The city was founded by Phoenician traders in the 8th century bc. Between the 8th and the 7th centuries BC, the Greeks colonized Sicily. They called the city Panormos. It later became a Carthaginian settlement until its capture by the Romans in 254 bc. Generally the city has been occupied by several conquers as Arabs, Normans, Greeks, Jews and Spanish.
Palermo has some notable buildings from the Norman and succeeding periods. The Arab-Norman architecture is seen in the Royal Palace and the Palatine Chapel. The chapel’s vaulted wooden roof is carved and painted in Arab style, while the cupola and upper walls are covered with mosaics executed by Greek workmen from Constantinople. Palermo’s cathedral was founded in 1185 and contains additions from the 14th, 15th, and subsequent centuries. It houses the tombs of Roger II and the Holy Roman emperors Henry VI and Frederick II. From the same period date the Norman-Byzantine churches of San Cataldo and Santo Giovanni degli Eremiti, which are topped by small red cupolas. Several country palaces around the city, such as the Cuba and the Zisa, date from the Norman period, while the Sclafani and Chiaramonte palaces were built in the 14th century. Palermo’s Regional Archaeological Museum has one of Italy’s richest collections of ancient Etruscan and Greek art objects.

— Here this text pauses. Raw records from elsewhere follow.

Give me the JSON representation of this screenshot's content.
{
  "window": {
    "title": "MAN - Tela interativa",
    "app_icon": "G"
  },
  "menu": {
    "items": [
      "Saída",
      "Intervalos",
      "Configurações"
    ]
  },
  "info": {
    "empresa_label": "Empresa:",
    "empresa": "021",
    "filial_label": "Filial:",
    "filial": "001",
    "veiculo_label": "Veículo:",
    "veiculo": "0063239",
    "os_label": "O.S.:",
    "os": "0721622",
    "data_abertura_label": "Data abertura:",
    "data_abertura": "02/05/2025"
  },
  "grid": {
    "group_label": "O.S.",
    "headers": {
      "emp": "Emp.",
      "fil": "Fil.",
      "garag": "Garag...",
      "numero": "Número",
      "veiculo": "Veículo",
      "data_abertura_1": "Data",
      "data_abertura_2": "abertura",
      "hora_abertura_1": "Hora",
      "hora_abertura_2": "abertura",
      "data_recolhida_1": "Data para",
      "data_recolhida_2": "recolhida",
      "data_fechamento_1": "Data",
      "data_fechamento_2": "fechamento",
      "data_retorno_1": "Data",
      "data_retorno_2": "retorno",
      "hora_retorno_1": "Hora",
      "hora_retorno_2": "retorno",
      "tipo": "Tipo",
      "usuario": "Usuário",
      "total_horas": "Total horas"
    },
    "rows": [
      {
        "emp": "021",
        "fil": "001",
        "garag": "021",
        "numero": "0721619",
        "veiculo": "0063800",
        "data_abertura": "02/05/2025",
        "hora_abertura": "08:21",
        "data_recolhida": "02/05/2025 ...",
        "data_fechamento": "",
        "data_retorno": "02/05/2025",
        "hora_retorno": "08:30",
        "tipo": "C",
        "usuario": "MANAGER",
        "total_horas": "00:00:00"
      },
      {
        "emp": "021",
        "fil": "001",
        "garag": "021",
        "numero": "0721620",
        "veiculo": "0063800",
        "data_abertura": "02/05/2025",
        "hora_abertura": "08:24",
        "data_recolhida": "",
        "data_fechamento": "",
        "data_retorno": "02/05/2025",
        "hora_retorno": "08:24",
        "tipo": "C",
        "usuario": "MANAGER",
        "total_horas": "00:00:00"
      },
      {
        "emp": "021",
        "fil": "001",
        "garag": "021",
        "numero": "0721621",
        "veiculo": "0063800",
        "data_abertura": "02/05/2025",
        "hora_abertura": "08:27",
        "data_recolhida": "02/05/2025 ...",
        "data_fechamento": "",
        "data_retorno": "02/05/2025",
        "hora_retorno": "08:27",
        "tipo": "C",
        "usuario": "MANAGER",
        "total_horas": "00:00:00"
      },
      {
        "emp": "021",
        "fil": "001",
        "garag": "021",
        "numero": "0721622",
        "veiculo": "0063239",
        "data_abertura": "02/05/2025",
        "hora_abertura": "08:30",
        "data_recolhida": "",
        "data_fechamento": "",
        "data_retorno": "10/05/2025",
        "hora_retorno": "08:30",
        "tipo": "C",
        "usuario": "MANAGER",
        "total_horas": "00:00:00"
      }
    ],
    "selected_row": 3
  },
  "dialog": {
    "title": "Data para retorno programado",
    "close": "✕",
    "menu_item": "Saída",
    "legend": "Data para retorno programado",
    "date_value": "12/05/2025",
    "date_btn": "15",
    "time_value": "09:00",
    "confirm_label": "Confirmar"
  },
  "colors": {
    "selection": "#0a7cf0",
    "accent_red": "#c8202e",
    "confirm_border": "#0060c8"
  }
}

Today, Palermo is a city still struggling to recover from the devastation of the Second World War and the damage caused by decades of uncontrolled urban growth. Situated on one of the most beautiful promontories of the Mediterranean, Palermo is an important trading and business centre and the seat of a university frequented by many students from Islamic countries, as the city’s relationship with the Muslim world never ceased.
Palermo has a really important commercial and tourist port that links the city with the mainland and it is also used by the cruise ships as terminal and destination port. Who visits the city will be impressed by the strong folklore style that it still keeps.